Write out each line of the entries below that holds the word "华通教育".

(Entries taken from a collection)

══════════

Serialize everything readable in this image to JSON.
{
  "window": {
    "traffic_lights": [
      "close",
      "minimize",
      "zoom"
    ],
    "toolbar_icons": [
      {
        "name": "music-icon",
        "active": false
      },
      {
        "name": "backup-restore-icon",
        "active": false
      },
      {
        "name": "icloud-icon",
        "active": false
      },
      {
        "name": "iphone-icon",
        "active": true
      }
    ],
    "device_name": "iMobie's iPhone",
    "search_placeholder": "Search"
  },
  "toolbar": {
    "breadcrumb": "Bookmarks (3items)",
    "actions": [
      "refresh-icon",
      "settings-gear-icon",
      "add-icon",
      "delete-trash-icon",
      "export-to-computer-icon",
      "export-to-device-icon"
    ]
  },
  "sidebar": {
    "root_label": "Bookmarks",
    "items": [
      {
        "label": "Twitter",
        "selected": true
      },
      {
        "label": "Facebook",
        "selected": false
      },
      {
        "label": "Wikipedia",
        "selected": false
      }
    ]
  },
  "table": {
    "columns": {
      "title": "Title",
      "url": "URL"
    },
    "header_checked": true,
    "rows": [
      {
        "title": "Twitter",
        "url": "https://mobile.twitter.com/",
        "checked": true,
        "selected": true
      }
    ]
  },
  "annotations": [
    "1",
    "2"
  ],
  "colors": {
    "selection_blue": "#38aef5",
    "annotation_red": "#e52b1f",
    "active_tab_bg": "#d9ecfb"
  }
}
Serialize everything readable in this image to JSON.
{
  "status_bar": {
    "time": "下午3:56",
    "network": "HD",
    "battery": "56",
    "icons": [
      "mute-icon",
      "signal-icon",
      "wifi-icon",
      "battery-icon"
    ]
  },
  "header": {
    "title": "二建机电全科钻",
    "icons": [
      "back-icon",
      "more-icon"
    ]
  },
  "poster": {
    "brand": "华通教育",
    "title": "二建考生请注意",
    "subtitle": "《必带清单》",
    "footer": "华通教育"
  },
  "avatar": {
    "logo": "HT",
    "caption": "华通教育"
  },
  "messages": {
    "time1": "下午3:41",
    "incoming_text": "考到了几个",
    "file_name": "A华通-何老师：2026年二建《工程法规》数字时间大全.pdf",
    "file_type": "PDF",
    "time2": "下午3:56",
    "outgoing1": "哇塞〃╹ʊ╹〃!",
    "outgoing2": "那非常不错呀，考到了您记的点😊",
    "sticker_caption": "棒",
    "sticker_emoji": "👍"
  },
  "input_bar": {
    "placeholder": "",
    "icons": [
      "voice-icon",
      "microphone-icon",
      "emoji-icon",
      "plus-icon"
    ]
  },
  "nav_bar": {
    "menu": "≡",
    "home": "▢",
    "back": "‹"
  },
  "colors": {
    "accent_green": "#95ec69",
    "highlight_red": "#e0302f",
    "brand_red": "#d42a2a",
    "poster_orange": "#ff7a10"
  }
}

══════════

(WRITTEN REPLY):
    "brand": "华通教育",
    "footer": "华通教育"
    "caption": "华通教育"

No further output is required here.